Marilyn McCord Adams presented the most recent Theological Society Lecture in Swansea, on the theme “Horrendous Evils: A Theological Problem of Evil and Its Solution.” After the lecture, Kim gave the following vote of thanks.
When Nigel told me that Marilyn McCord Adams was coming to lecture I jumped for joy. Firstly, because we were going to get something we haven’t had here for a while – a proper English accent. And then I thought: what’s the topic? As a medievalist who knows that Occam’s razor is not a product from Gillette, perhaps she would do the sums on how many angels can fit on the head of a pin – or at least show us that this question is not the idiotic one it’s proverbially taken to be. Or as a member of the Lesbian and Gay Christian Movement and a critic of the Windsor Report, perhaps Professor Adams would lecture on human sexuality, or Anglican polity – with a title like, say, “A Dog Collar’s Breakfast”. But as one who devoured her books Horrendous Evils and Christ and Horrors, my money was on the theme of theodicy, and it turns out that I won that little bet with myself – and I dare say that none of us here tonight feels short-changed either!

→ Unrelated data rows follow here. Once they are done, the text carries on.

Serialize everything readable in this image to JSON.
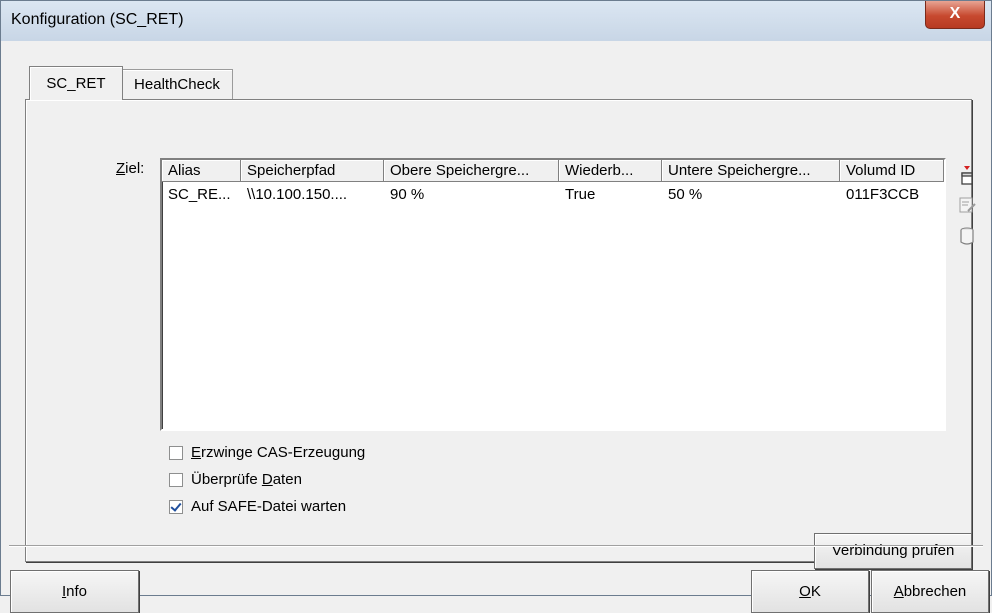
{
  "window": {
    "title": "Konfiguration (SC_RET)",
    "close_label": "X"
  },
  "tabs": [
    {
      "label": "SC_RET",
      "active": true
    },
    {
      "label": "HealthCheck",
      "active": false
    }
  ],
  "ziel": {
    "label": "Ziel:",
    "columns": [
      "Alias",
      "Speicherpfad",
      "Obere Speichergre...",
      "Wiederb...",
      "Untere Speichergre...",
      "Volumd ID"
    ],
    "rows": [
      [
        "SC_RE...",
        "\\\\10.100.150....",
        "90 %",
        "True",
        "50 %",
        "011F3CCB"
      ]
    ]
  },
  "side_icons": [
    "add-icon",
    "edit-icon",
    "delete-icon"
  ],
  "options": [
    {
      "label": "Erzwinge CAS-Erzeugung",
      "checked": false
    },
    {
      "label": "Überprüfe Daten",
      "checked": false
    },
    {
      "label": "Auf SAFE-Datei warten",
      "checked": true
    }
  ],
  "buttons": {
    "verbindung": "Verbindung prüfen",
    "info": "Info",
    "ok": "OK",
    "cancel": "Abbrechen"
  }
}
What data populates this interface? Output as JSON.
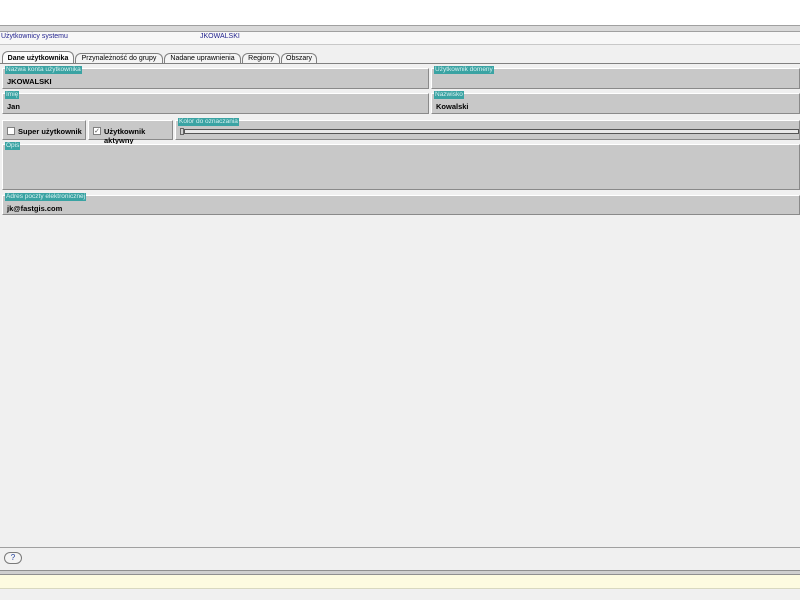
{
  "breadcrumb": {
    "section": "Użytkownicy systemu",
    "current": "JKOWALSKI"
  },
  "tabs": [
    {
      "label": "Dane użytkownika",
      "active": true
    },
    {
      "label": "Przynależność do grupy",
      "active": false
    },
    {
      "label": "Nadane uprawnienia",
      "active": false
    },
    {
      "label": "Regiony",
      "active": false
    },
    {
      "label": "Obszary",
      "active": false
    }
  ],
  "form": {
    "login_label": "Nazwa konta użytkownika",
    "login_value": "JKOWALSKI",
    "domain_label": "Użytkownik domeny",
    "domain_value": "",
    "first_name_label": "Imię",
    "first_name_value": "Jan",
    "last_name_label": "Nazwisko",
    "last_name_value": "Kowalski",
    "superuser_label": "Super użytkownik",
    "superuser_checked": false,
    "active_label": "Użytkownik aktywny",
    "active_checked": true,
    "color_label": "Kolor do oznaczania",
    "description_label": "Opis",
    "description_value": "",
    "email_label": "Adres poczty elektronicznej",
    "email_value": "jk@fastgis.com"
  },
  "footer": {
    "help_icon": "help-question-icon"
  }
}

Mind, I wondered if Professor Adams knew just how away she was playing, lecturing at the university where the inimitable D. Z. Phillips held a chair; knew that she would be speaking to some people who will remember Professor Phillips’ lecture on God and evil five-and-a-half years ago. Dewi had problems with what he called Professor Adams’ “theorising” about evil. So too does another Swansea boy named Rowan Williams. And, as an adopted Abertawean, I confess my own concern when the title of Professor Adams’ lecture was announced: talk of “a solution” to the problem of evil suggested that we might be in for an evening of theological hubris. I’m glad to say that’s not quite how it has turned out.

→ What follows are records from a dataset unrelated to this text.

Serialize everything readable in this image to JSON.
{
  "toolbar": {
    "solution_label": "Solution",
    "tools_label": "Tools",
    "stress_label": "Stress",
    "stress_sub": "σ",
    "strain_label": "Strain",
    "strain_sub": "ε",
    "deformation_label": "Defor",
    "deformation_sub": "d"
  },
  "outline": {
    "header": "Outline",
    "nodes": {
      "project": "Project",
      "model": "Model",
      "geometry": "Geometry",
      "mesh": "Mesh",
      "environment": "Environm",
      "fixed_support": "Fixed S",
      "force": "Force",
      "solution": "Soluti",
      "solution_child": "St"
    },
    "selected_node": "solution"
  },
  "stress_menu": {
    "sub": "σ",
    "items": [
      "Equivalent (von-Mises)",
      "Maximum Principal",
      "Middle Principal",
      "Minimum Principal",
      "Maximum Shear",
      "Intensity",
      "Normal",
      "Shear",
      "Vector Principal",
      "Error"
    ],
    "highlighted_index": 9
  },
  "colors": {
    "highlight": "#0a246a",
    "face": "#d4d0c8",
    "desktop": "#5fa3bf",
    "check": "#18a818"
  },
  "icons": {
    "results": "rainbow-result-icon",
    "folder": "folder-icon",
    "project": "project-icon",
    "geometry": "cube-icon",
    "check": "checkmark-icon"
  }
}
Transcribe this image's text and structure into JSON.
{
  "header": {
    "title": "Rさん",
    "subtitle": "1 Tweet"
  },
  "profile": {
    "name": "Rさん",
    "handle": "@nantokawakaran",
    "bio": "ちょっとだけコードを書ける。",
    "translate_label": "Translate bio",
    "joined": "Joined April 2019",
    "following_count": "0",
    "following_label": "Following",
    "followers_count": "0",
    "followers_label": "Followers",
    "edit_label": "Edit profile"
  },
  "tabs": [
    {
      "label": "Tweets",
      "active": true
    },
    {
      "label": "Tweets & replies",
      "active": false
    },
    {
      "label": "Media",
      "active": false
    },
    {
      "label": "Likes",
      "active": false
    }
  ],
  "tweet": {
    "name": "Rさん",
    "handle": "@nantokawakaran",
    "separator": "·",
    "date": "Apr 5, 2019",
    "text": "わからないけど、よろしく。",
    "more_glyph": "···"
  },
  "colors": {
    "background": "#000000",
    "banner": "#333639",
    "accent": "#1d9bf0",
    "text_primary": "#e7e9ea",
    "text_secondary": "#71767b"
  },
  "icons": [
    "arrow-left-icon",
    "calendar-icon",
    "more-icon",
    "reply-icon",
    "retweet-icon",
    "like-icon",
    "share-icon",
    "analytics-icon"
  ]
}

Professor Adams, firstly, fully acknowledges the irreducible horrendousness of horrendous evils, the meaninglessness as well as the pain. Second, she knows that a moral taxonomy is insufficient to account for the sheer intensity and scale of suffering, and she knows that the free-will defence fails because of its overblown account of human agency (not to mention its competitive account of divine and human freedom). Third, if Professor Adams speaks of the participatory suffering of God, it is, quite unlike the process theologians, only in connection with a robust two-natures Christology: it is the crucified and risen Jesus who is the horror-bearer and-defeater. Finally, Professor Adams consummates her theodicy with a robust faith in universal salvation, not because all must win prizes but because God is good and resourceful, the maker and re-maker of meaning, and because the penal options (as she puts it) of “liquidation or quarantine” are hardly a satisfactory quid pro quo for hell on earth. And all so tightly argued: Professor Adams is, after all, a philosopher in the analytical tradition.

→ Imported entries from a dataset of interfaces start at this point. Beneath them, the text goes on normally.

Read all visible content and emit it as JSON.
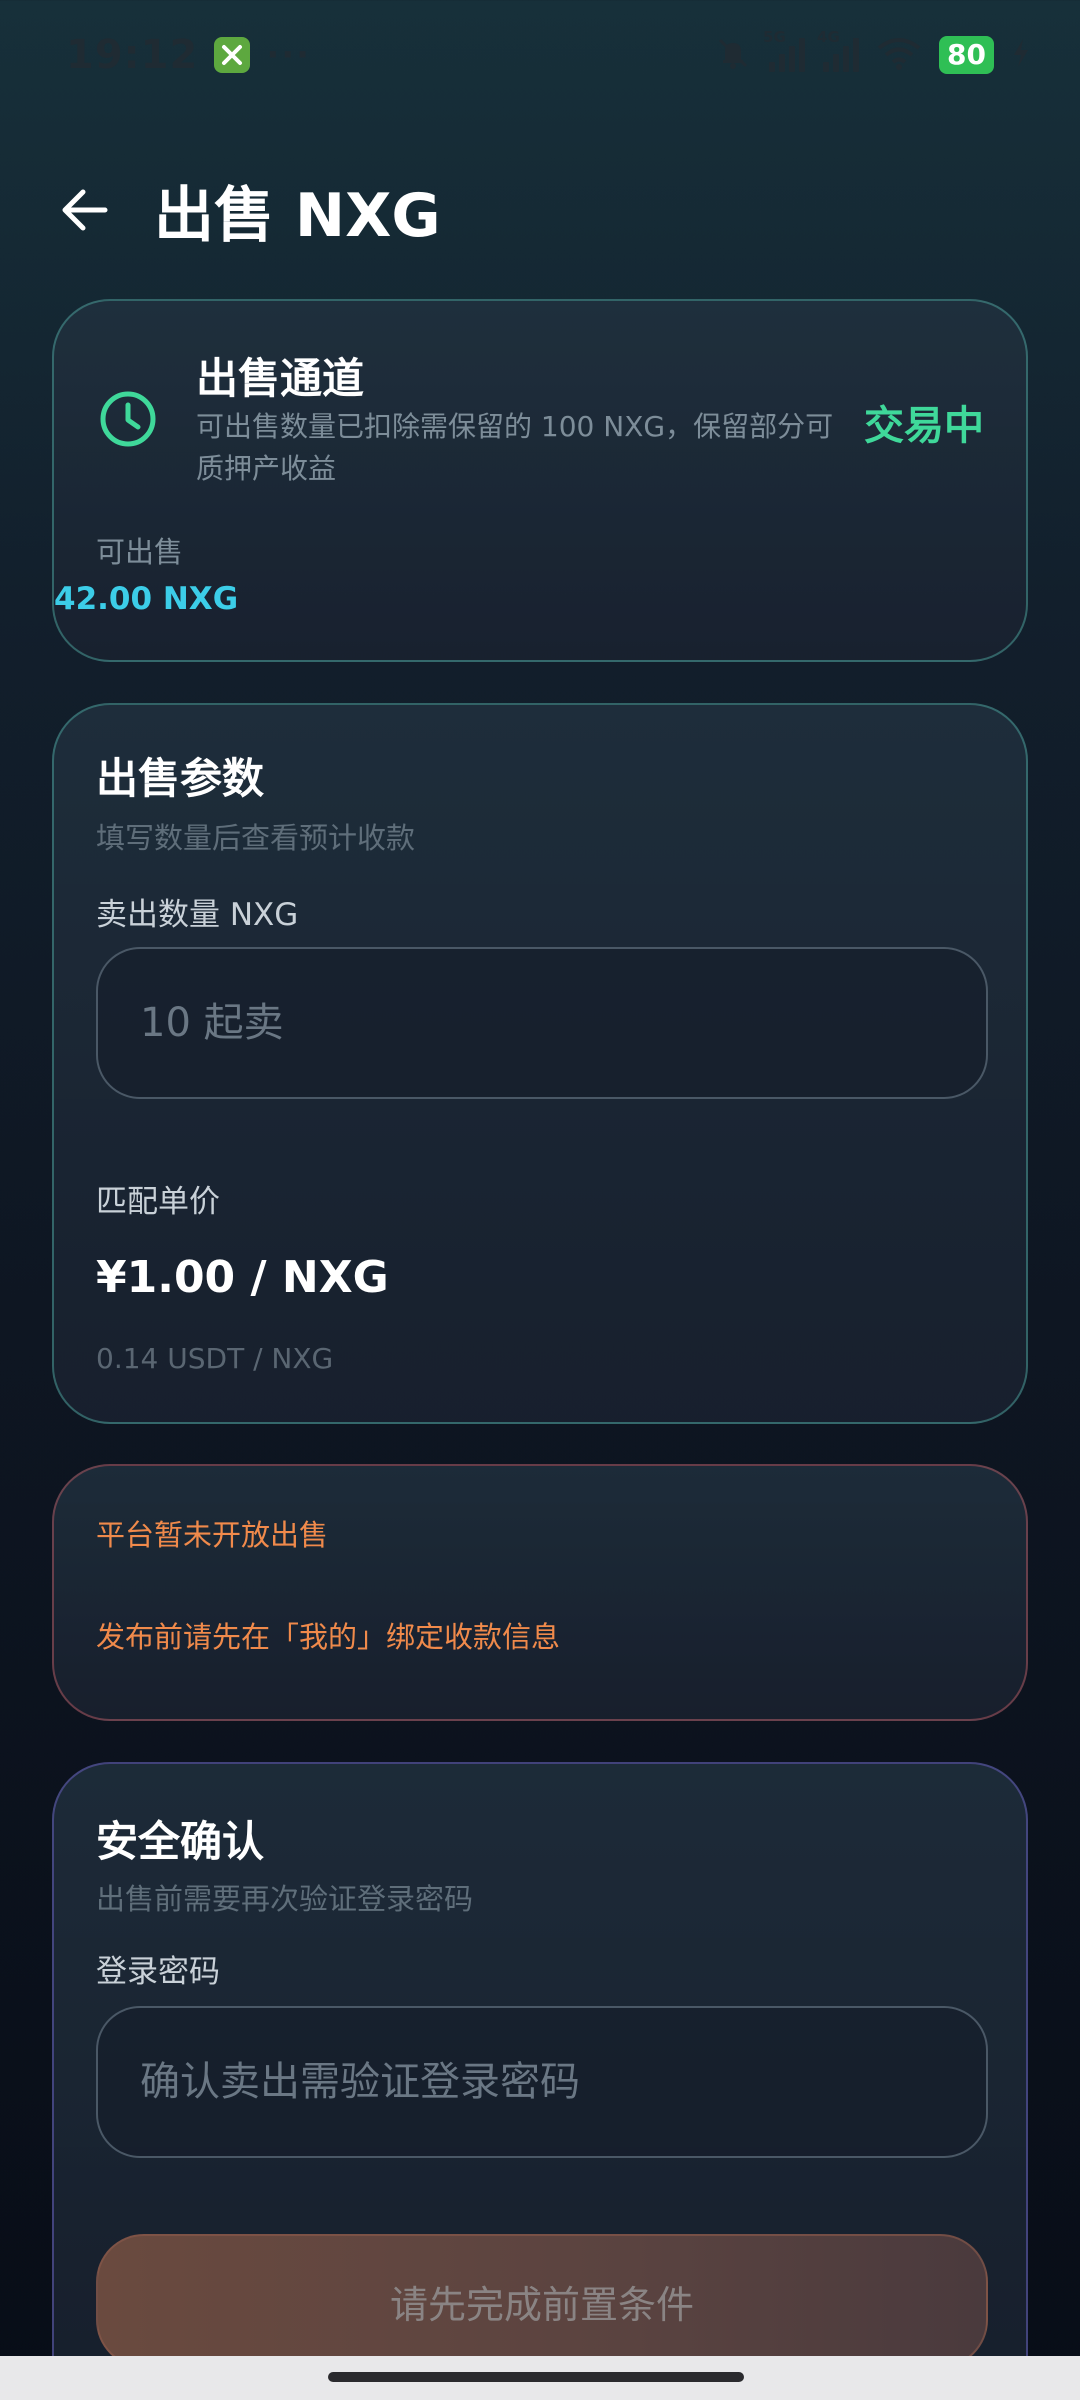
{
  "status_bar": {
    "time": "19:12",
    "dots": "···",
    "signal_1_tag": "5G",
    "signal_2_tag": "4G",
    "battery": "80",
    "icons": [
      "notifications-off-icon",
      "signal-5g-icon",
      "signal-4g-icon",
      "wifi-icon",
      "battery-icon",
      "charging-icon"
    ]
  },
  "header": {
    "title": "出售 NXG",
    "back_icon": "arrow-left-icon"
  },
  "channel": {
    "title": "出售通道",
    "description": "可出售数量已扣除需保留的 100 NXG，保留部分可质押产收益",
    "status": "交易中",
    "available_label": "可出售",
    "available_value": "42.00 NXG",
    "icon": "clock-icon"
  },
  "params": {
    "title": "出售参数",
    "subtitle": "填写数量后查看预计收款",
    "quantity_label": "卖出数量 NXG",
    "quantity_placeholder": "10 起卖",
    "quantity_value": "",
    "price_label": "匹配单价",
    "price_value": "¥1.00 / NXG",
    "price_usdt": "0.14 USDT / NXG"
  },
  "warnings": {
    "line1": "平台暂未开放出售",
    "line2": "发布前请先在「我的」绑定收款信息"
  },
  "security": {
    "title": "安全确认",
    "subtitle": "出售前需要再次验证登录密码",
    "password_label": "登录密码",
    "password_placeholder": "确认卖出需验证登录密码",
    "password_value": "",
    "submit_label": "请先完成前置条件"
  },
  "colors": {
    "accent_green": "#3fd89a",
    "accent_cyan": "#3ccde8",
    "warning_orange": "#f08a4b",
    "battery_green": "#2fbf55"
  }
}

Perhaps not all of us will now think, “Ah, QED!” But then Professor Adams would not want us to. On the contrary, as she says at the end of her book Horrendous Evils, she would fully expect to “have said something to offend almost everybody.” She has certainly said enough to disturb any pious complacency, and to rouse us to rethink our own intellectual, pastoral, and personal “solutions” to the problem of evil.
Finally this: I checked out the website of Professor Adams earlier today. It has a click-on for “Recipes”. It is empty at the moment, but she has certainly cooked us up a feast tonight. Thanks, Chef!
Thursday, 9 July 2009
by Kim Fabricius